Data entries
★ ★ ★ ★ ★ ★ ★

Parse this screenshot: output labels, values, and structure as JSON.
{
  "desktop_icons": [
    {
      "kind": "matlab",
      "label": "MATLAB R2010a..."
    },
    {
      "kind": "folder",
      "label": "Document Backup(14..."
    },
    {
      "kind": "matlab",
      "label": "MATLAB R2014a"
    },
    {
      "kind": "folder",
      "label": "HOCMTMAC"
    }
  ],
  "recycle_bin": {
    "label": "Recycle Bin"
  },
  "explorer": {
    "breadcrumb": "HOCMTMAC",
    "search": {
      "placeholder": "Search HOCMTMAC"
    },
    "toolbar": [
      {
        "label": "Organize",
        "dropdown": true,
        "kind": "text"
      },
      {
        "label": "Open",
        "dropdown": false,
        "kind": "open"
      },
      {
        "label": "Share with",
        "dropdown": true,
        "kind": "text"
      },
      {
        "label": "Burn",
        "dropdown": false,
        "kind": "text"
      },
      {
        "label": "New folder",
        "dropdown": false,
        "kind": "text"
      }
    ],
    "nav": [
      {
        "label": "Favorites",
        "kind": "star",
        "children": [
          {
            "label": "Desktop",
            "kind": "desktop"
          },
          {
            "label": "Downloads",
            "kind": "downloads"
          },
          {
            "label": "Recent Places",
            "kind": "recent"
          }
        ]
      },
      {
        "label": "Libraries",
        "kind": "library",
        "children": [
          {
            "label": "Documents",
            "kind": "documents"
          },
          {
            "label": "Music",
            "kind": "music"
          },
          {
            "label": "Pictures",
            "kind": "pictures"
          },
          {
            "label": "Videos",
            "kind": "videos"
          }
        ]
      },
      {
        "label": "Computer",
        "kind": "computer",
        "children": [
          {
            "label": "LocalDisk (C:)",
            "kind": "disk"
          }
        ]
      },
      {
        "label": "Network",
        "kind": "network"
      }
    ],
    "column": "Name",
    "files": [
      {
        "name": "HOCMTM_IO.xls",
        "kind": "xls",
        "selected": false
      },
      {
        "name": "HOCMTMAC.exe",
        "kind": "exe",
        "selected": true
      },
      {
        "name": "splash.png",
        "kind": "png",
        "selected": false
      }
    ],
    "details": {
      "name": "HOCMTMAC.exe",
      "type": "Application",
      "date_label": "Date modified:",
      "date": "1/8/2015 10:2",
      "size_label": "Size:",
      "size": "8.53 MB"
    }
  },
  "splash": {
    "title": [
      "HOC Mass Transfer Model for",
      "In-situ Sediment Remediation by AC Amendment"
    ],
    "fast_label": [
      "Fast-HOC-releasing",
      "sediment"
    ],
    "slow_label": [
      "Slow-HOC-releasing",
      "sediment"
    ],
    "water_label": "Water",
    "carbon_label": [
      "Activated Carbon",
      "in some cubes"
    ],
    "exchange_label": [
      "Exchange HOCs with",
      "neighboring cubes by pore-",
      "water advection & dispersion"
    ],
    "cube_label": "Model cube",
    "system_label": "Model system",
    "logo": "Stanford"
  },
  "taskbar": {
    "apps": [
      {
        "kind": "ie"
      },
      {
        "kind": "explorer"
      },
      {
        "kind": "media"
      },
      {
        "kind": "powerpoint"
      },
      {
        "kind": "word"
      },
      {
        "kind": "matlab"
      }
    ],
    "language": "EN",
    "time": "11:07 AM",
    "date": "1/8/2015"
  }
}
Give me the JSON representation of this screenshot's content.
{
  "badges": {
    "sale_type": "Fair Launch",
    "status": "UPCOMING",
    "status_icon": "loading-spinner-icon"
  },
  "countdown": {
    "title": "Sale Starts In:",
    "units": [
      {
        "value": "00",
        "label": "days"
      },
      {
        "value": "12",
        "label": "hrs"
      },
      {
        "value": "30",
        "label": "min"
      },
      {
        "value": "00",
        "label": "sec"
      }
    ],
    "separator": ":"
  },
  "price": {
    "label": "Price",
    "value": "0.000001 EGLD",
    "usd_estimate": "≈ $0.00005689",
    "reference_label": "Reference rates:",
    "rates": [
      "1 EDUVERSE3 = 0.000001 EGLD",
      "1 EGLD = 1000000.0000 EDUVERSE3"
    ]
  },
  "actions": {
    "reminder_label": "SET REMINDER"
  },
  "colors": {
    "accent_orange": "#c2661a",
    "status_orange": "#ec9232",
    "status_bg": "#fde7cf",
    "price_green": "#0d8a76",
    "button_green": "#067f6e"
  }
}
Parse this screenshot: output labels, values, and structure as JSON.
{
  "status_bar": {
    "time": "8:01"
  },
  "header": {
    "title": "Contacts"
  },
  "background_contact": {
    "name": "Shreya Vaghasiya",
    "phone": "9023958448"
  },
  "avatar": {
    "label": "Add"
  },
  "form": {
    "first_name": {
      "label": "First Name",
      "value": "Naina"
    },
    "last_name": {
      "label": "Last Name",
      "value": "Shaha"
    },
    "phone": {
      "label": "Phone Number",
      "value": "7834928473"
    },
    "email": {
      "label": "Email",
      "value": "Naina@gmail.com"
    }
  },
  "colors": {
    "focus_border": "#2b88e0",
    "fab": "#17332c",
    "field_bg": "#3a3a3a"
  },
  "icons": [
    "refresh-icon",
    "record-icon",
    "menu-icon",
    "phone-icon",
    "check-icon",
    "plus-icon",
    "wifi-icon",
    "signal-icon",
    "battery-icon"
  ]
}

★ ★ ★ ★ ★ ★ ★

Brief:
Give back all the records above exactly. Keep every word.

Answer to this problem:
Parse this screenshot: output labels, values, and structure as JSON.
{
  "desktop_icons": [
    {
      "kind": "matlab",
      "label": "MATLAB R2010a..."
    },
    {
      "kind": "folder",
      "label": "Document Backup(14..."
    },
    {
      "kind": "matlab",
      "label": "MATLAB R2014a"
    },
    {
      "kind": "folder",
      "label": "HOCMTMAC"
    }
  ],
  "recycle_bin": {
    "label": "Recycle Bin"
  },
  "explorer": {
    "breadcrumb": "HOCMTMAC",
    "search": {
      "placeholder": "Search HOCMTMAC"
    },
    "toolbar": [
      {
        "label": "Organize",
        "dropdown": true,
        "kind": "text"
      },
      {
        "label": "Open",
        "dropdown": false,
        "kind": "open"
      },
      {
        "label": "Share with",
        "dropdown": true,
        "kind": "text"
      },
      {
        "label": "Burn",
        "dropdown": false,
        "kind": "text"
      },
      {
        "label": "New folder",
        "dropdown": false,
        "kind": "text"
      }
    ],
    "nav": [
      {
        "label": "Favorites",
        "kind": "star",
        "children": [
          {
            "label": "Desktop",
            "kind": "desktop"
          },
          {
            "label": "Downloads",
            "kind": "downloads"
          },
          {
            "label": "Recent Places",
            "kind": "recent"
          }
        ]
      },
      {
        "label": "Libraries",
        "kind": "library",
        "children": [
          {
            "label": "Documents",
            "kind": "documents"
          },
          {
            "label": "Music",
            "kind": "music"
          },
          {
            "label": "Pictures",
            "kind": "pictures"
          },
          {
            "label": "Videos",
            "kind": "videos"
          }
        ]
      },
      {
        "label": "Computer",
        "kind": "computer",
        "children": [
          {
            "label": "LocalDisk (C:)",
            "kind": "disk"
          }
        ]
      },
      {
        "label": "Network",
        "kind": "network"
      }
    ],
    "column": "Name",
    "files": [
      {
        "name": "HOCMTM_IO.xls",
        "kind": "xls",
        "selected": false
      },
      {
        "name": "HOCMTMAC.exe",
        "kind": "exe",
        "selected": true
      },
      {
        "name": "splash.png",
        "kind": "png",
        "selected": false
      }
    ],
    "details": {
      "name": "HOCMTMAC.exe",
      "type": "Application",
      "date_label": "Date modified:",
      "date": "1/8/2015 10:2",
      "size_label": "Size:",
      "size": "8.53 MB"
    }
  },
  "splash": {
    "title": [
      "HOC Mass Transfer Model for",
      "In-situ Sediment Remediation by AC Amendment"
    ],
    "fast_label": [
      "Fast-HOC-releasing",
      "sediment"
    ],
    "slow_label": [
      "Slow-HOC-releasing",
      "sediment"
    ],
    "water_label": "Water",
    "carbon_label": [
      "Activated Carbon",
      "in some cubes"
    ],
    "exchange_label": [
      "Exchange HOCs with",
      "neighboring cubes by pore-",
      "water advection & dispersion"
    ],
    "cube_label": "Model cube",
    "system_label": "Model system",
    "logo": "Stanford"
  },
  "taskbar": {
    "apps": [
      {
        "kind": "ie"
      },
      {
        "kind": "explorer"
      },
      {
        "kind": "media"
      },
      {
        "kind": "powerpoint"
      },
      {
        "kind": "word"
      },
      {
        "kind": "matlab"
      }
    ],
    "language": "EN",
    "time": "11:07 AM",
    "date": "1/8/2015"
  }
}
Give me the JSON representation of this screenshot's content.
{
  "badges": {
    "sale_type": "Fair Launch",
    "status": "UPCOMING",
    "status_icon": "loading-spinner-icon"
  },
  "countdown": {
    "title": "Sale Starts In:",
    "units": [
      {
        "value": "00",
        "label": "days"
      },
      {
        "value": "12",
        "label": "hrs"
      },
      {
        "value": "30",
        "label": "min"
      },
      {
        "value": "00",
        "label": "sec"
      }
    ],
    "separator": ":"
  },
  "price": {
    "label": "Price",
    "value": "0.000001 EGLD",
    "usd_estimate": "≈ $0.00005689",
    "reference_label": "Reference rates:",
    "rates": [
      "1 EDUVERSE3 = 0.000001 EGLD",
      "1 EGLD = 1000000.0000 EDUVERSE3"
    ]
  },
  "actions": {
    "reminder_label": "SET REMINDER"
  },
  "colors": {
    "accent_orange": "#c2661a",
    "status_orange": "#ec9232",
    "status_bg": "#fde7cf",
    "price_green": "#0d8a76",
    "button_green": "#067f6e"
  }
}
Parse this screenshot: output labels, values, and structure as JSON.
{
  "status_bar": {
    "time": "8:01"
  },
  "header": {
    "title": "Contacts"
  },
  "background_contact": {
    "name": "Shreya Vaghasiya",
    "phone": "9023958448"
  },
  "avatar": {
    "label": "Add"
  },
  "form": {
    "first_name": {
      "label": "First Name",
      "value": "Naina"
    },
    "last_name": {
      "label": "Last Name",
      "value": "Shaha"
    },
    "phone": {
      "label": "Phone Number",
      "value": "7834928473"
    },
    "email": {
      "label": "Email",
      "value": "Naina@gmail.com"
    }
  },
  "colors": {
    "focus_border": "#2b88e0",
    "fab": "#17332c",
    "field_bg": "#3a3a3a"
  },
  "icons": [
    "refresh-icon",
    "record-icon",
    "menu-icon",
    "phone-icon",
    "check-icon",
    "plus-icon",
    "wifi-icon",
    "signal-icon",
    "battery-icon"
  ]
}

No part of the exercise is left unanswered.